When the dust settled after this summer’s upfront negotiations concluded, it’s no surprise which ad sales chief had once again secured the biggest windfall. That would be Linda Yaccarino, chairman of advertising sales and client partnerships for NBCUniversal, who wrapped upfront sales of close to $6.5 billion for her company’s portfolio of two broadcast networks, 15 cable networks and more than 50 digital properties.
As NBC reclaimed the 18-49 demo lead last season among broadcasters, Yaccarino leveraged buyer demand for shows like breakout drama This Is Us and resurgent Saturday Night Live to secure CPM upfront increases in the high single digits, while volume was up 8 percent across the company’s entire portfolio.
Factoring in the upfront business for NBCUniversal’s three major sporting events in 2018—the Super Bowl, the Pyeongchang Winter Olympics and Telemundo’s Spanish-language rights to the World Cup—that $6.5 billion figure inches close to $7 billion, according to sources (Yaccarino herself declines to confirm it). This year, she’ll oversee more than $10 billion in ad revenue for the company.
It’s another triumph for Yaccarino, who arrived at NBCUniversal six years ago, after heading up ad sales for Turner. She initially was in charge of cable and digital sales, but within two years was elevated to head up all the cable and broadcast networks under a single portfolio—a then-revolutionary shake-up that was eventually adopted by almost all of her competitors.
The Long Island, N.Y., resident was in an understandably jubilant mood as she relaxed on a sofa in her midtown Manhattan office and reflected on this year’s upfront, her battles with digital advertisers and Nielsen, and why she’s “the most competitive person you’ll ever meet.”
Adweek: Your upfront volume gains were higher than your competitors.
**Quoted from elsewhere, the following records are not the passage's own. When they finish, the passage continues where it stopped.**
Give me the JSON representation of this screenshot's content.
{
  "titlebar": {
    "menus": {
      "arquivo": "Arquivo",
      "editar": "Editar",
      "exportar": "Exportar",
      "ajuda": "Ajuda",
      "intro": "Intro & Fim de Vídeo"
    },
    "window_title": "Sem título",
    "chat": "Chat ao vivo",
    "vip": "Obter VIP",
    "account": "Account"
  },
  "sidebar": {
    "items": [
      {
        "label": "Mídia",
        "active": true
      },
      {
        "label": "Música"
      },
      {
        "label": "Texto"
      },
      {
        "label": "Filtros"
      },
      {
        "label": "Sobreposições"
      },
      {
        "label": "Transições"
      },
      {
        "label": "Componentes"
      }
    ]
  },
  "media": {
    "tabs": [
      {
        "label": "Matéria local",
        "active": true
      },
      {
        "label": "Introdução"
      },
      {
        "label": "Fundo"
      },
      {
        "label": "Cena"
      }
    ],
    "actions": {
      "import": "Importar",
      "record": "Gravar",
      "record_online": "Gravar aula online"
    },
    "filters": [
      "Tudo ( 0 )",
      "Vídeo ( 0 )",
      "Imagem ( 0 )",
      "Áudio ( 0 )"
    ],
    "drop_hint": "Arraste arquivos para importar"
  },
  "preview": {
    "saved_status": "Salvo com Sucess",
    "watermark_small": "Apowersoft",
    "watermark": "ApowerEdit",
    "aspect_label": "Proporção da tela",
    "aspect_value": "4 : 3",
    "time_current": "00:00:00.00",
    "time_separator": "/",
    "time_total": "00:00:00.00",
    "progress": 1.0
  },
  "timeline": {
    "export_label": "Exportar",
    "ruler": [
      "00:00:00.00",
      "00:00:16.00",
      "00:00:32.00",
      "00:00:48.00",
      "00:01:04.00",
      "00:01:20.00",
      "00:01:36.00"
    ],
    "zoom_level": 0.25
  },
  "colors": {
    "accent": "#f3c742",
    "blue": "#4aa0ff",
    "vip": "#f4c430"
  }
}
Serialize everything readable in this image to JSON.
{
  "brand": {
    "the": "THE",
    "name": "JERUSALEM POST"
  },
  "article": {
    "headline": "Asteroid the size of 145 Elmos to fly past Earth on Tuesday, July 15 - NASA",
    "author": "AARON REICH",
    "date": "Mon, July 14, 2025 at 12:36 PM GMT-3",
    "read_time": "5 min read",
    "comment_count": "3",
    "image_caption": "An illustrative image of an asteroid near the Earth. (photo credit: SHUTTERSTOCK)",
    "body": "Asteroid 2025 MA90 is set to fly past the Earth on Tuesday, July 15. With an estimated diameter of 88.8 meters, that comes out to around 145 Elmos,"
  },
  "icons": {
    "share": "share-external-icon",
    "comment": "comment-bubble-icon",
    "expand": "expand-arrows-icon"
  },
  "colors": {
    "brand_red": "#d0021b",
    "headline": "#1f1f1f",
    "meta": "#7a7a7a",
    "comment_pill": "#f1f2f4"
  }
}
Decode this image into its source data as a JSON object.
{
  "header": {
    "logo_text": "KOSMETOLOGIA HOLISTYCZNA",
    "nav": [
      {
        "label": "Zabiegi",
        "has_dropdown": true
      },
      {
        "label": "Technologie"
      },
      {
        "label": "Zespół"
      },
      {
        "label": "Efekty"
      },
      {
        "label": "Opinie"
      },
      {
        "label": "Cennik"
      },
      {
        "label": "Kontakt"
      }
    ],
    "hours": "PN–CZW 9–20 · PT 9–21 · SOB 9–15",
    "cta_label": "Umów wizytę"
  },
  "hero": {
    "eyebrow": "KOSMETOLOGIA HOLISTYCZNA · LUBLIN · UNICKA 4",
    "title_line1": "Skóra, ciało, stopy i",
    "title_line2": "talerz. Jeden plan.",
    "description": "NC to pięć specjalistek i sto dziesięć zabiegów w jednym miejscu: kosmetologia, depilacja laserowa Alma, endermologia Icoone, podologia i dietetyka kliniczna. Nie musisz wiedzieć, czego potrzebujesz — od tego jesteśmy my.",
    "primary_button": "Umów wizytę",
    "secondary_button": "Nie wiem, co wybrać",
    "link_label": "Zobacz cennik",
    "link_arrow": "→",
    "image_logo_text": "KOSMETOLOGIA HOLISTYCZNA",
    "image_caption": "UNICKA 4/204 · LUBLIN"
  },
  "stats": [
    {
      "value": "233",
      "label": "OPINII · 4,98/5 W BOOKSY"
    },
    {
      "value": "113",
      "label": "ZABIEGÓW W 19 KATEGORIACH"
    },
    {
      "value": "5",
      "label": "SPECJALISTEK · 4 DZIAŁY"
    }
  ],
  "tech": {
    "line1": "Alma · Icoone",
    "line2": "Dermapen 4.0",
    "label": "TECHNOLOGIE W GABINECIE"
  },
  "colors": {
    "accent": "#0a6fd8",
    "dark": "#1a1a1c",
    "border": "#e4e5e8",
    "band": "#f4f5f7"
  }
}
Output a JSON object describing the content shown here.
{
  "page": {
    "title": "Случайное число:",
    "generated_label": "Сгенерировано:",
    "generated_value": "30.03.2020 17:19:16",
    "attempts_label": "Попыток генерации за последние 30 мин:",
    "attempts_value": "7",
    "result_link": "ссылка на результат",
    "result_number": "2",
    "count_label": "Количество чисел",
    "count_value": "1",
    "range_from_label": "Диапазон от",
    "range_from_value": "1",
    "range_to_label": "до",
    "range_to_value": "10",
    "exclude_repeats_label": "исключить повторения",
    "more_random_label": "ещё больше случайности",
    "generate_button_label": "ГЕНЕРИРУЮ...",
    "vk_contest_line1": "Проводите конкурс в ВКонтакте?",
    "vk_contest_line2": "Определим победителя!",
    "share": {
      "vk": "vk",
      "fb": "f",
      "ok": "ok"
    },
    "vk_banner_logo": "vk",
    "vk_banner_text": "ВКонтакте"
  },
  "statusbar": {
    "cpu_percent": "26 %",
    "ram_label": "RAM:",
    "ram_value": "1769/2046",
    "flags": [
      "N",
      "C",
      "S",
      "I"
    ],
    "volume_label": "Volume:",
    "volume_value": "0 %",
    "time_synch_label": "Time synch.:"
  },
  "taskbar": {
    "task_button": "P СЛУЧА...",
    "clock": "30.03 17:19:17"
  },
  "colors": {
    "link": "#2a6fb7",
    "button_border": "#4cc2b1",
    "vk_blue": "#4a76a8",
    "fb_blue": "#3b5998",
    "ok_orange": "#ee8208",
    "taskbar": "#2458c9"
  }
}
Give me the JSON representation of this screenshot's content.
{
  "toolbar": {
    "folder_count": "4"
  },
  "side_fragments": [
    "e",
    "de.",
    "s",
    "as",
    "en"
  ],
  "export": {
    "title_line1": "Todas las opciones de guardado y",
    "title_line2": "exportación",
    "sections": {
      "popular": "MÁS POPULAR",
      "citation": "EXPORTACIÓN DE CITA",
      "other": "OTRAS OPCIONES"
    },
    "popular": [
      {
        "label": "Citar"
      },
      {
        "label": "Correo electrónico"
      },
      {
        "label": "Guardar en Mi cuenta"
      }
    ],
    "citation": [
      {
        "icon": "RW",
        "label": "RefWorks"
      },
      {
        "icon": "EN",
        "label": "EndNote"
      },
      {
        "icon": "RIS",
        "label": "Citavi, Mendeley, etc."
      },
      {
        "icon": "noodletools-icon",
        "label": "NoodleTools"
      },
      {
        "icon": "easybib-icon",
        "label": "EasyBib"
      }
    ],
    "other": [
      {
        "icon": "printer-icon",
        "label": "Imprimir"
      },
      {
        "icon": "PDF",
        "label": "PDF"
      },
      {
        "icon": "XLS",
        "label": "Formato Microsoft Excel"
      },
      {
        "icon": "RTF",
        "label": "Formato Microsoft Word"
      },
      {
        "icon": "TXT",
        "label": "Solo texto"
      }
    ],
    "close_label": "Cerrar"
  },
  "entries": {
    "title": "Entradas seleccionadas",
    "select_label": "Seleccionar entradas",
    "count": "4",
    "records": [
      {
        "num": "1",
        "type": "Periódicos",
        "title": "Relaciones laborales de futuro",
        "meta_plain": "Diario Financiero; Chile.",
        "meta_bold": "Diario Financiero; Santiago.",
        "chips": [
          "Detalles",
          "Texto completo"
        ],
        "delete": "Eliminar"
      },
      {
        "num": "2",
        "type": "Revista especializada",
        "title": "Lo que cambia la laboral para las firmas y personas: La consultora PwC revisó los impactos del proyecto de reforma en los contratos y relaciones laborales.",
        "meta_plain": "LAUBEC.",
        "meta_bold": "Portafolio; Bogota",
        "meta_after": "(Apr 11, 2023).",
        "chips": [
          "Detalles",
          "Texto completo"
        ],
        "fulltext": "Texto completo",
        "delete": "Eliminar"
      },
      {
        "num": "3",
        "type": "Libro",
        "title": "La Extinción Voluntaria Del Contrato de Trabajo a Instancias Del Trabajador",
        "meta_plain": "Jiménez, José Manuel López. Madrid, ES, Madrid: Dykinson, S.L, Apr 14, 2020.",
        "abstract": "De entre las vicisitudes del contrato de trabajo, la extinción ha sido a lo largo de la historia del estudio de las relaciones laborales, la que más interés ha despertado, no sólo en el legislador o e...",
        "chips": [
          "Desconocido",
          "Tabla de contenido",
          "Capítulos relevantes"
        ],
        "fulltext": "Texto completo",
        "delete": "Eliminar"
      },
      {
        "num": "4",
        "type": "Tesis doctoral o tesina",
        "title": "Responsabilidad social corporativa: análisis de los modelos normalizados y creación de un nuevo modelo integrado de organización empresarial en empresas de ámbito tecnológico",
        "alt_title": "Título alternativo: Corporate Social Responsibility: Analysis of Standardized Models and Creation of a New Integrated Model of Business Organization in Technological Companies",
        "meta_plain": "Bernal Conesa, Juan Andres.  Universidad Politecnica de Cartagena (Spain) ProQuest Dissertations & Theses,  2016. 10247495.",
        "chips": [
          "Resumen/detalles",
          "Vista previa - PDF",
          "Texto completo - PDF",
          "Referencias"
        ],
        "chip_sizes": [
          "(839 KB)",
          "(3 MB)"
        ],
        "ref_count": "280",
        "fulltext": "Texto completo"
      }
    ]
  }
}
What were you able to accomplish that others did not?
Linda Yaccarino: It’s a combination of things. I talk a lot about content, data and distribution. We have this giant mountain of content that is operating on all cylinders. We were also very strategic in how we went to the marketplace and said, “Let’s talk turkey: we are the biggest slice of what you can invest, and now there’s an ease of transaction across every screen, and we have the marketing and the data capabilities to deliver that to you.” People for the first time registered data-driven deals directly, so instead of registering by Bravo or USA, they said, we want to register this budget for the Audience Studio [data offerings]. That was a very big change, and people are looking at us differently now that we can transact in that way.
In March, you made that big commitment to transacting a billion dollars in ad inventory this year on data-based advertising via the Audience Studio. Now that upfronts are done, do you think you’re going to meet that lofty goal?
We are going to get pretty damn close. We more than tripled the amount of business we did last year, almost every single person renewed and the budgets have consistently escalated in size. That part of our business is really exploding.
You had an aggressive approach to selling Saturday Night Live last year, with a reduced ad load.
In hindsight, as provocative as it looked back then, on a post-analysis basis, Saturday Night Live was one of the most efficient things that any advertiser invested in. Our ratings were the highest they’ve been in 24 seasons, so as much of an increase in CPM that we asked people to pay for, the ratings went up to such an extraordinary degree, it was one of the most efficient, highest ROI of any piece of content they can invest in.
The season’s last four episodes aired live across all time zones, which was a bonus to anyone who bought inventory in the upfront. Could that happen again this year?
That’s still under discussion. That is probably not going to be decided until early September. It will be a content decision.